Time filter

Source Type

Hermosillo, Mexico

Bonami J.R.,Montpellier University | Vargas-Albores F.,Marine Biotechnology
Aquaculture Research | Year: 2010

The yellow head virus (YHV) has been reported to be one of most pathogenic viruses for cultivated shrimp; however, serious problems have only been reported in farms in south and southeastern Asian. Recently, a YHV strain was detected in Litopenaeus vannamei cultivated in Mexican farms that lacked virus-associated mortalities or epizooties, and the animals were apparently healthy. The identity of the virus was confirmed by sequencing replicative and structural protein-encoding regions and comparing with homologous virus sequences. Phylogenic relationships and genetic distances were also determined and, although some differences were observed, an influence on virulence was uncertain. In addition, the expression levels of several transcripts (3CLPRO, POL, GP64 and GP116) were evaluated by quantitative real-time polymerase chain reaction during an experimental infection. Although the transcript showed varying kinetics, viral genes were expressed in infected L. vannamei, demonstrating the replicative capability of this YHV strain. © 2009 The Authors. Aquaculture Research © 2009 Blackwell Publishing Ltd. Source

News Article
Site: http://phys.org/biology-news/

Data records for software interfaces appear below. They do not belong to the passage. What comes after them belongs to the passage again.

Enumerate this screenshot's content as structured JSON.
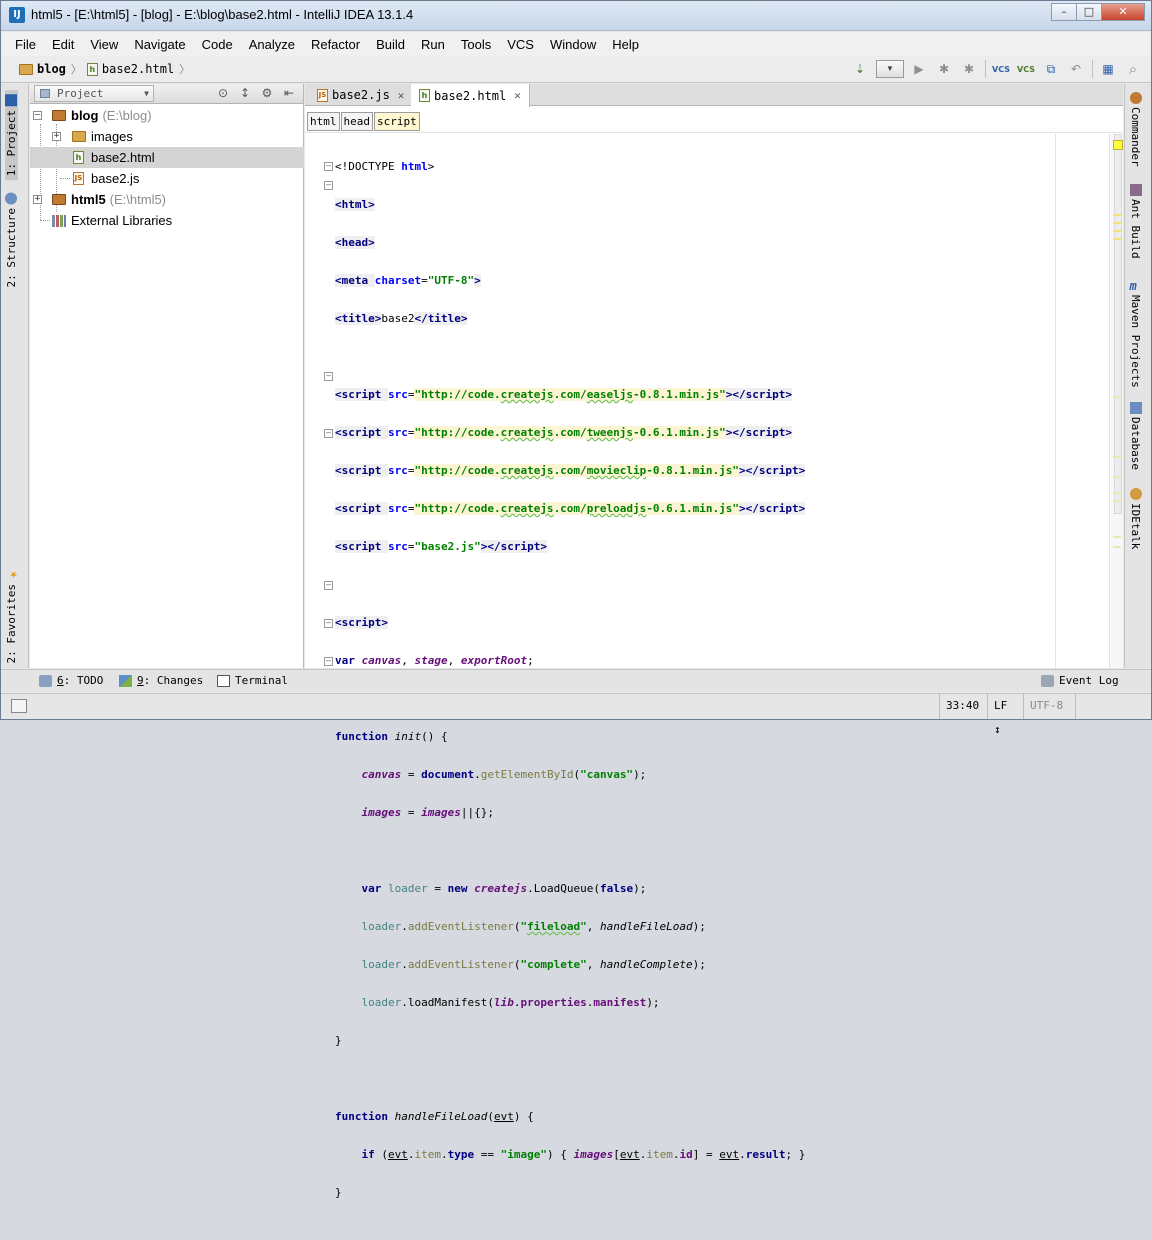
{
  "window": {
    "title": "html5 - [E:\\html5] - [blog] - E:\\blog\\base2.html - IntelliJ IDEA 13.1.4",
    "minimize": "–",
    "maximize": "□",
    "close": "✕",
    "app_icon": "IJ"
  },
  "menu": [
    "File",
    "Edit",
    "View",
    "Navigate",
    "Code",
    "Analyze",
    "Refactor",
    "Build",
    "Run",
    "Tools",
    "VCS",
    "Window",
    "Help"
  ],
  "navbar": {
    "crumbs": [
      {
        "label": "blog",
        "icon": "folder-icon"
      },
      {
        "label": "base2.html",
        "icon": "html-file-icon"
      }
    ],
    "toolbar": [
      {
        "name": "make-project-icon",
        "glyph": "⇣"
      },
      {
        "name": "run-icon",
        "glyph": "▶"
      },
      {
        "name": "debug-icon",
        "glyph": "✱"
      },
      {
        "name": "coverage-icon",
        "glyph": "✱"
      },
      {
        "name": "vcs-update-icon",
        "glyph": "VCS"
      },
      {
        "name": "vcs-commit-icon",
        "glyph": "VCS"
      },
      {
        "name": "compare-icon",
        "glyph": "⧉"
      },
      {
        "name": "revert-icon",
        "glyph": "↶"
      },
      {
        "name": "project-structure-icon",
        "glyph": "▦"
      },
      {
        "name": "search-icon",
        "glyph": "⌕"
      }
    ]
  },
  "left_stripe": {
    "tabs": [
      "1: Project",
      "2: Structure",
      "2: Favorites"
    ]
  },
  "project_panel": {
    "combo": "Project",
    "tools": [
      "⊙",
      "↕",
      "⚙",
      "⇤"
    ],
    "tree": [
      {
        "label": "blog",
        "hint": "(E:\\blog)",
        "bold": true,
        "icon": "folder-icon"
      },
      {
        "label": "images",
        "hint": "",
        "bold": false,
        "icon": "folder-icon"
      },
      {
        "label": "base2.html",
        "hint": "",
        "bold": false,
        "icon": "html-file-icon"
      },
      {
        "label": "base2.js",
        "hint": "",
        "bold": false,
        "icon": "js-file-icon"
      },
      {
        "label": "html5",
        "hint": "(E:\\html5)",
        "bold": true,
        "icon": "folder-icon"
      },
      {
        "label": "External Libraries",
        "hint": "",
        "bold": false,
        "icon": "library-icon"
      }
    ]
  },
  "editor": {
    "tabs": [
      {
        "label": "base2.js",
        "icon": "js-file-icon",
        "close": "✕"
      },
      {
        "label": "base2.html",
        "icon": "html-file-icon",
        "close": "✕"
      }
    ],
    "tag_path": [
      "html",
      "head",
      "script"
    ]
  },
  "right_stripe": {
    "tabs": [
      "Commander",
      "Ant Build",
      "Maven Projects",
      "Database",
      "IDEtalk"
    ]
  },
  "bottom_tools": [
    {
      "prefix": "6",
      "label": ": TODO"
    },
    {
      "prefix": "9",
      "label": ": Changes"
    },
    {
      "prefix": "",
      "label": "Terminal"
    }
  ],
  "event_log": "Event Log",
  "status": {
    "position": "33:40",
    "line_sep": "LF ↕",
    "encoding": "UTF-8"
  },
  "colors": {
    "accent": "#1d6fb8",
    "keyword": "#000080",
    "string": "#008000",
    "field": "#660e7a"
  }
}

For the first time in fish, the team scientifically demonstrated that exposure to stress resulted in 'emotional fever' – where fish temporarily increased their body temperatures by up to four degrees Celsius by moving through a thermal gradient. Dr Sonia Rey, Research Fellow at the University of Stirling's Institute of Aquaculture said: "Our study reopens the discussion upon sentience in fish, which is fundamental to our knowledge of the species and their welfare. This will have a bearing on the development of future regulations and mitigation measures around fish. "With fish brains lacking a cerebral cortex, unlike mammals, birds and reptiles, it has been claimed to date that they have no consciousness. This research removes one of the key arguments underpinning that claim." The research, which focussed on zebrafish, also involved the Universitat Autònoma de Barcelona and the University of Bristol. It features in the journal Proceedings of the Royal Society B. Dr Rey said: "Fish cannot internally regulate their own body temperature. Rather, it equates to the temperature of the environment they are in, and so fish travel between different waters to attain their optimal temperature. "In our study we allowed the fish to choose their own temperature by providing them with a thermal gradient in which they could freely move between interconnected chambers holding water at varying degrees Celsius. "Groups of fish that had been gently submerged in a net for a short period chose to travel, when they were released back into the same temperature chamber, to warmer waters, where they then stayed for several hours. "This 'emotional fever' was the effect of their short confinement. Further studies are now needed to explore the underlying mechanisms of this stress-induced hyperthermia, and to test it against different stressors." Dr Simon MacKenzie, Reader in Marine Biotechnology at the Institute of Aquaculture, said: "Our study has significant impact upon our understanding of how fish use thermal choice to optimise their response to stress. This game changing observation will have far reaching implications in how we approach research in fish and how we consider their welfare." Explore further: Fish go deep to beat the heat

Myrnes B.,Marine Biotechnology | Seppola M.,Marine Biotechnology | Johansen A.,Marine Biotechnology | Overbo K.,Marine Biotechnology | And 4 more authors.
Developmental and Comparative Immunology | Year: 2013

Lysozymes represent important innate immune components against bacteria. In this study, Atlantic salmon (Salmo salar) goose (g-) and chicken (c-) types of lysozyme were subjected to protein characterisations and tissue expression analyses. Specific bacterial protein inhibitors of g- and c-type lysozymes were employed to discriminate between respective enzyme activities. Blood, gills and liver contained activities exclusive for the g-type lysozyme. Only haematopoietic organs (head kidney and spleen) contained enzyme activities of both g- and c-lysozyme enzymes and c-type activity was not found outside these organs. Gene transcript levels proportional to enzyme activity levels were detected for the g-type lysozyme but not for the c-type. In vitro studies revealed significant induction of c-type gene expression and enzyme activity in macrophages after incubation with lipopolysaccharide (LPS) while expression of the g-type lysozyme gene was unaffected. The activity of purified native c-type enzyme was profoundly reduced by divalent cations and displayed low tolerance to monovalent cations, while the native g-type lysozyme was stimulated by monovalent cations and tolerated low concentrations of divalent cations. Activities of both enzymes increased with temperature elevations up to 60 °C. The native g-type lysozyme responses to temperature in particular are in apparent conflict to the ones for the recombinant salmon g-lysozyme.Our results imply separate expression regulations and different functions of c- and g-type lysozymes in salmon. LPS-induced expression of c-type lysozyme and broad constitutive tissue distribution of g-type lysozyme in salmon is different from findings in other studied fish species. © 2013 Elsevier Ltd. Source

Discover hidden collaborations